======== SUPPLIED RECORDS ========
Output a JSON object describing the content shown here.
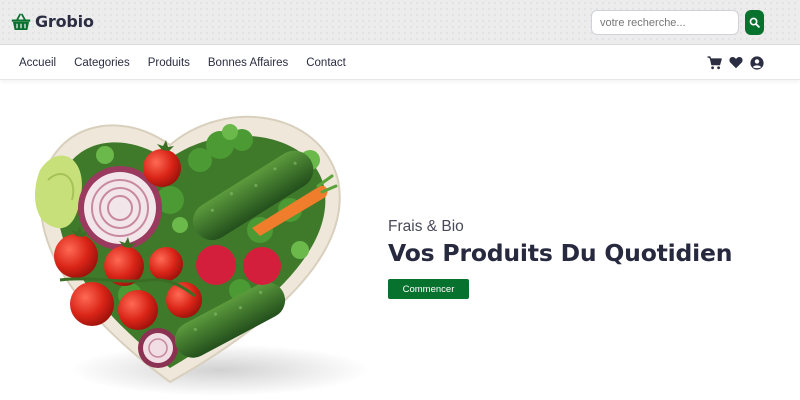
{
  "brand": {
    "name": "Grobio",
    "icon": "basket-icon",
    "color": "#07712e"
  },
  "search": {
    "placeholder": "votre recherche...",
    "value": "",
    "icon": "search-icon"
  },
  "nav": {
    "links": [
      "Accueil",
      "Categories",
      "Produits",
      "Bonnes Affaires",
      "Contact"
    ],
    "icons": [
      "cart-icon",
      "heart-icon",
      "user-icon"
    ]
  },
  "hero": {
    "subtitle": "Frais & Bio",
    "title": "Vos Produits Du Quotidien",
    "cta_label": "Commencer",
    "image": "heart-shaped-bowl-of-vegetables",
    "accent": "#07712e",
    "title_color": "#27293f"
  }
}
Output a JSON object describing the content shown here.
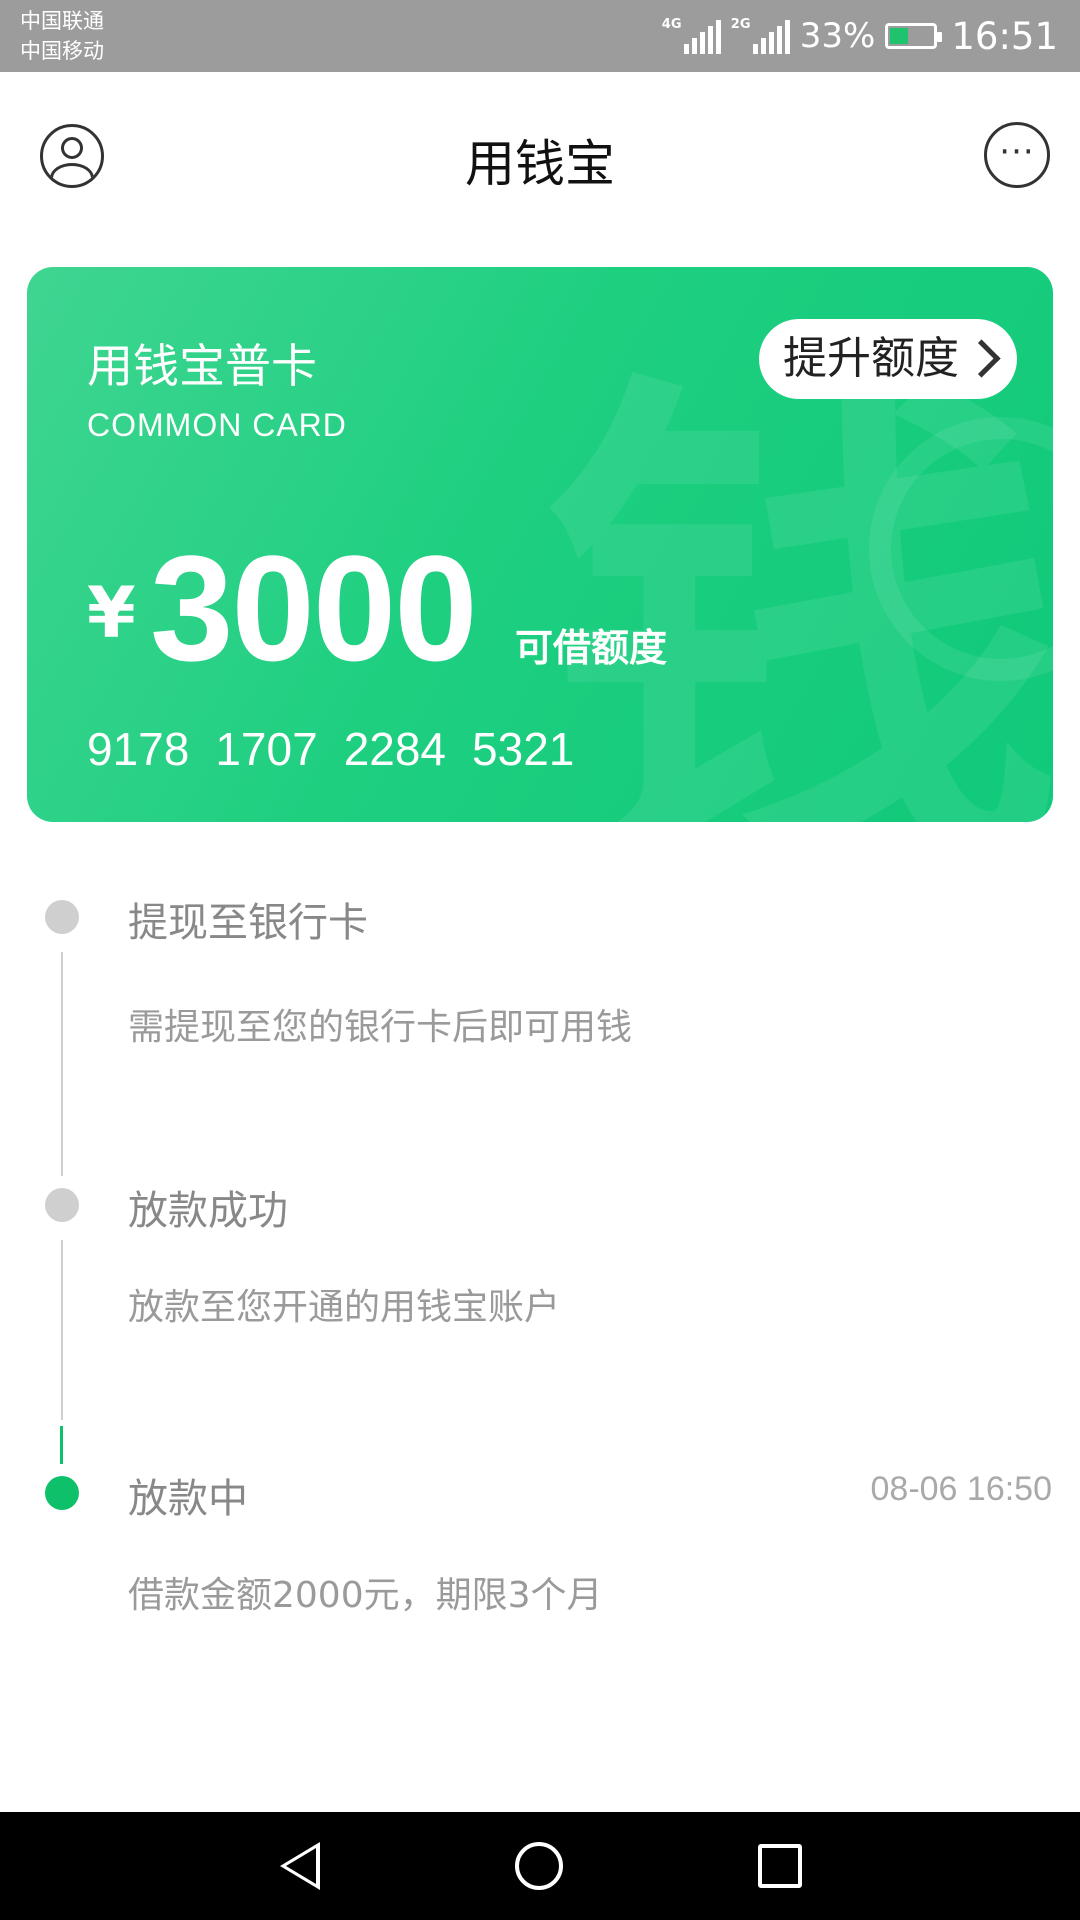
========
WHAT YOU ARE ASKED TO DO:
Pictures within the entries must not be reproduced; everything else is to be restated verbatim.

ANSWER BOX:
Output a JSON object describing the content shown here.
{
  "brand": {
    "name": "Grobio",
    "icon": "basket-icon",
    "color": "#07712e"
  },
  "search": {
    "placeholder": "votre recherche...",
    "value": "",
    "icon": "search-icon"
  },
  "nav": {
    "links": [
      "Accueil",
      "Categories",
      "Produits",
      "Bonnes Affaires",
      "Contact"
    ],
    "icons": [
      "cart-icon",
      "heart-icon",
      "user-icon"
    ]
  },
  "hero": {
    "subtitle": "Frais & Bio",
    "title": "Vos Produits Du Quotidien",
    "cta_label": "Commencer",
    "image": "heart-shaped-bowl-of-vegetables",
    "accent": "#07712e",
    "title_color": "#27293f"
  }
}
Output a JSON object describing the content shown here.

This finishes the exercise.